Micah Redding — humanity, technology & the future

Thinking about Genesis

I have been doing some reading about Genesis, the beginnings of humanity, and the evolutionary account of human origins. It strikes me that a bit of clarity in thinking is in order. One may take several stances on the Genesis account:

  1. The account is of divine origin, and describes a beginning totally distinct from that proposed by modern science. This we can call the literalist stance. This view holds to a very literal understanding of the events described in Genesis 1-3.

  2. The account is of divine origin, and concerns itself only with very recent history, in harmony with the account of modern science. This we can call the localist stance. This view might hold that Adam was the first Jewish person, or the first person chosen by God (like Noah or Abraham) to carry out God's wishes.

  3. The account is of divine origin, and is a complex metaphor about all of history, in harmony with modern science. This we can call the allegorical stance. This view might hold that the 6 days of creation were six ages, and that Adam represents a primordial tribe, or a succession of different individuals over hundreds of thousands or millions of years.

  4. The account is not of divine origin, but was intended to understood as literally true, just like in view #1. It just happens to be wrong, and modern science is right.
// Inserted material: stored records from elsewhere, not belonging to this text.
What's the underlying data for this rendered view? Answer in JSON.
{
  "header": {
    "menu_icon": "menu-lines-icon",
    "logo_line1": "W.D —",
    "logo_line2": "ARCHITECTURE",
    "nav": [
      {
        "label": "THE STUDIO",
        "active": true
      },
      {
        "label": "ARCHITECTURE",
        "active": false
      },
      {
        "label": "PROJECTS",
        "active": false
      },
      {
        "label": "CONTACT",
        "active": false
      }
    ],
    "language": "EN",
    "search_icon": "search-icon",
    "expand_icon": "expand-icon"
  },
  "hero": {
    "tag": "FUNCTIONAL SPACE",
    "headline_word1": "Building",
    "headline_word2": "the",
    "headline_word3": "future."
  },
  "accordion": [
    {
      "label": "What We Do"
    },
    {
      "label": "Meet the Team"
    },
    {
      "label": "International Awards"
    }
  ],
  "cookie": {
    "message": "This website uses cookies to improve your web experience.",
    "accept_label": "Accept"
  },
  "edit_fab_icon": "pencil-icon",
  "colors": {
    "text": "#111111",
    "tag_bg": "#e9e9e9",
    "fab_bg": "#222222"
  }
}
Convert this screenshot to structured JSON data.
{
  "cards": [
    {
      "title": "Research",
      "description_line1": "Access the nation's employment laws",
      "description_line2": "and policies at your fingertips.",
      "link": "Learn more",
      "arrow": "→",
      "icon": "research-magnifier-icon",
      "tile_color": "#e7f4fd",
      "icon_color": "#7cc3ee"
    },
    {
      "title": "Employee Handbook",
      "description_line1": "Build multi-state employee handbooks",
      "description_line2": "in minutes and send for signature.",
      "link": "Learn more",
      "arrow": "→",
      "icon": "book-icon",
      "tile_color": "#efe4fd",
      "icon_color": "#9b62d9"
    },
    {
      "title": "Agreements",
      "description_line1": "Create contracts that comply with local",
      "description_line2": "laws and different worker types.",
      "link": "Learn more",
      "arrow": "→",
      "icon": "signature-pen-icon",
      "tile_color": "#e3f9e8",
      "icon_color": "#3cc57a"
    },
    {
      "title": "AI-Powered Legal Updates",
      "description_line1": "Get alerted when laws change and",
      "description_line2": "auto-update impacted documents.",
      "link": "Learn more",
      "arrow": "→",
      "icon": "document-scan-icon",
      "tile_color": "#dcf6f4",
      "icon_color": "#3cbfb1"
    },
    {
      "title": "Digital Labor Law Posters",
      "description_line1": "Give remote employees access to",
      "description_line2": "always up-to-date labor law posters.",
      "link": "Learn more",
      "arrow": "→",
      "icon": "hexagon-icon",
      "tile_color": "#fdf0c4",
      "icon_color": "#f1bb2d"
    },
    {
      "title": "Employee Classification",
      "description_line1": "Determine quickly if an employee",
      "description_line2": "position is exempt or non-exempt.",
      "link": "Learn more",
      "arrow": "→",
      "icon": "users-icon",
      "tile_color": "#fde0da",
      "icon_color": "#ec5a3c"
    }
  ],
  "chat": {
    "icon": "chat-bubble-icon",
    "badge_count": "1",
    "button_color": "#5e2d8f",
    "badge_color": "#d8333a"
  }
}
This we might call the secular literalist stance.

  5. The account is not of divine origin, but concerns itself with the recent past, which the Jewish people would have had records of. This we might call the secular localist stance.
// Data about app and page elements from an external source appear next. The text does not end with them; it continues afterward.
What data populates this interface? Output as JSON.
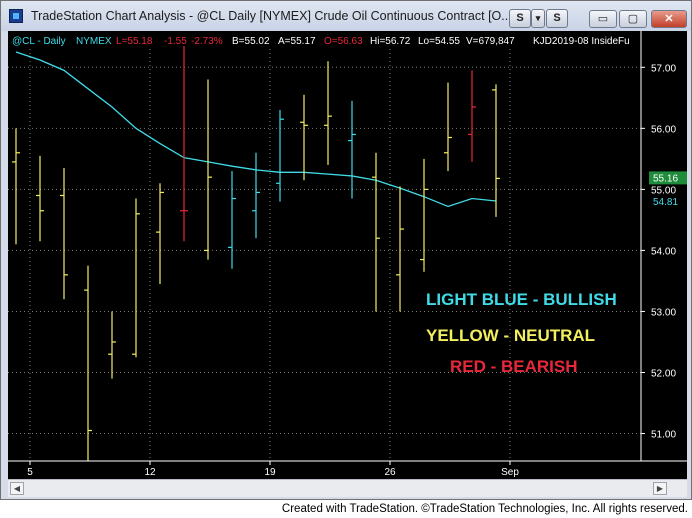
{
  "window": {
    "title": "TradeStation Chart Analysis - @CL Daily [NYMEX] Crude Oil Continuous Contract [O...",
    "s_button": "S",
    "s_dropdown": "▾",
    "minimize": "▭",
    "maximize": "▢",
    "close": "✕"
  },
  "footer": {
    "credit": "Created with TradeStation. ©TradeStation Technologies, Inc. All rights reserved."
  },
  "colors": {
    "bullish": "#3fdce8",
    "neutral": "#f2ee5e",
    "bearish": "#e8283a",
    "ma": "#3fdce8",
    "background": "#000000",
    "grid": "#7a7a7a"
  },
  "chart_data": {
    "type": "ohlc",
    "symbol": "@CL - Daily",
    "exchange": "NYMEX",
    "header": {
      "last": "L=55.18",
      "change": "-1.55",
      "change_pct": "-2.73%",
      "bid": "B=55.02",
      "ask": "A=55.17",
      "open": "O=56.63",
      "high": "Hi=56.72",
      "low": "Lo=54.55",
      "volume": "V=679,847",
      "indicator": "KJD2019-08 InsideFu"
    },
    "ylim": [
      50.55,
      57.3
    ],
    "yticks": [
      "57.00",
      "56.00",
      "55.00",
      "54.00",
      "53.00",
      "52.00",
      "51.00"
    ],
    "ytick_values": [
      57,
      56,
      55,
      54,
      53,
      52,
      51
    ],
    "xticks": [
      "5",
      "12",
      "19",
      "26",
      "Sep"
    ],
    "xtick_bars": [
      1,
      6,
      11,
      16,
      21
    ],
    "price_label_close": "55.16",
    "price_label_ma": "54.81",
    "bars": [
      {
        "o": 55.45,
        "h": 56.0,
        "l": 54.1,
        "c": 55.6,
        "s": "neutral"
      },
      {
        "o": 54.9,
        "h": 55.55,
        "l": 54.15,
        "c": 54.65,
        "s": "neutral"
      },
      {
        "o": 54.9,
        "h": 55.35,
        "l": 53.2,
        "c": 53.6,
        "s": "neutral"
      },
      {
        "o": 53.35,
        "h": 53.75,
        "l": 50.55,
        "c": 51.05,
        "s": "neutral"
      },
      {
        "o": 52.3,
        "h": 53.0,
        "l": 51.9,
        "c": 52.5,
        "s": "neutral"
      },
      {
        "o": 52.3,
        "h": 54.85,
        "l": 52.25,
        "c": 54.6,
        "s": "neutral"
      },
      {
        "o": 54.3,
        "h": 55.1,
        "l": 53.45,
        "c": 54.95,
        "s": "neutral"
      },
      {
        "o": 54.65,
        "h": 57.35,
        "l": 54.15,
        "c": 54.65,
        "s": "bearish"
      },
      {
        "o": 54.0,
        "h": 56.8,
        "l": 53.85,
        "c": 55.2,
        "s": "neutral"
      },
      {
        "o": 54.05,
        "h": 55.3,
        "l": 53.7,
        "c": 54.85,
        "s": "bullish"
      },
      {
        "o": 54.65,
        "h": 55.6,
        "l": 54.2,
        "c": 54.95,
        "s": "bullish"
      },
      {
        "o": 55.1,
        "h": 56.3,
        "l": 54.8,
        "c": 56.15,
        "s": "bullish"
      },
      {
        "o": 56.1,
        "h": 56.55,
        "l": 55.15,
        "c": 56.05,
        "s": "neutral"
      },
      {
        "o": 56.05,
        "h": 57.1,
        "l": 55.4,
        "c": 56.2,
        "s": "neutral"
      },
      {
        "o": 55.8,
        "h": 56.45,
        "l": 54.85,
        "c": 55.9,
        "s": "bullish"
      },
      {
        "o": 55.2,
        "h": 55.6,
        "l": 53.0,
        "c": 54.2,
        "s": "neutral"
      },
      {
        "o": 53.6,
        "h": 55.05,
        "l": 53.0,
        "c": 54.35,
        "s": "neutral"
      },
      {
        "o": 53.85,
        "h": 55.5,
        "l": 53.65,
        "c": 55.0,
        "s": "neutral"
      },
      {
        "o": 55.6,
        "h": 56.75,
        "l": 55.3,
        "c": 55.85,
        "s": "neutral"
      },
      {
        "o": 55.9,
        "h": 56.95,
        "l": 55.45,
        "c": 56.35,
        "s": "bearish"
      },
      {
        "o": 56.63,
        "h": 56.72,
        "l": 54.55,
        "c": 55.18,
        "s": "neutral"
      }
    ],
    "ma_line": [
      57.25,
      57.12,
      56.95,
      56.65,
      56.35,
      56.0,
      55.75,
      55.52,
      55.45,
      55.38,
      55.32,
      55.28,
      55.28,
      55.25,
      55.22,
      55.15,
      55.02,
      54.88,
      54.72,
      54.85,
      54.81
    ],
    "legend": [
      {
        "label": "LIGHT BLUE - BULLISH",
        "color": "#3fdce8"
      },
      {
        "label": "YELLOW -  NEUTRAL",
        "color": "#f2ee5e"
      },
      {
        "label": "RED - BEARISH",
        "color": "#e8283a"
      }
    ]
  }
}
  6. The account is not of divine origin, but is a complex metaphor about all of history, in harmony with modern science. This we can call the secular allegorical stance.
What is confusing to me is the number of people who seem to hold view #6. As in, they don't believe the account is divinely inspired, but they believe it deals with realities of science that we're only just now discovering.

As far as #3, the idea of day-ages seems fairly straight-forward, with precedent in ancient Jewish interpretations. But how does this view deal with Adam? Many of the ideas I've run across have a complex understandings of just who Adam is. The idea that God intended to reveal the truth about human origins, but delivered this in a complex allegory in which multiple persons over hundreds of thousands of years are summed up as one individual seems a little preposterous. To be specific, some of the interpretations I've read don't seem like anything one could ever deduce from the text.

There are other views possible. One view which I believe will gain a lot of ground in the near future is that the story is not chronological at all, but symbolic of processes and truths. So that the days of creation aren't intended to indicate that grass was created before fish, but that there is a pattern to the order of the universe. The days of creation follow a pattern of separation and then filling: Light is separated from dark on day 1, then sun and moon and stars fill this division on day 4; Clouds and separated from sea on day 2, then birds and fish fill these respective areas on day 5.

These views are the broad picture - the details can vary greatly.

Jonathan:

The big stumbling block in the views listed is that Christ Himself refers to Genesis (2:24) and does it in a very literal fashion (Matt. 19:4-6). Is it so hard to believe that a God who is eternal and transcendent can do what those first 3 chapters of Genesis proclaim He did? <br/><br/>My finite and extremely limited experience, understanding and intellect may not be able to comprehend how exactly that is accomplished, but it appears that is indeed what has been revealed to us.

micah:

The way Jesus refers to Genesis does indeed give us another handle to use in interpreting it. But that still leaves us choosing one of the above options.<br/><br/>I'm guessing you would go with option #1, the literalist stance.<br/><br/>The tension on this stance is not whether we can believe God did it that way - but the fact that the modern scientific establishment tells us he DIDN'T do it that way.<br/><br/>I have no trouble believing God could drop a mountain in my front yard. But he HASN'T done that - thus I'm pressured to re-interpret Jesus' statements about "moving mountains", and look for a less literal meaning.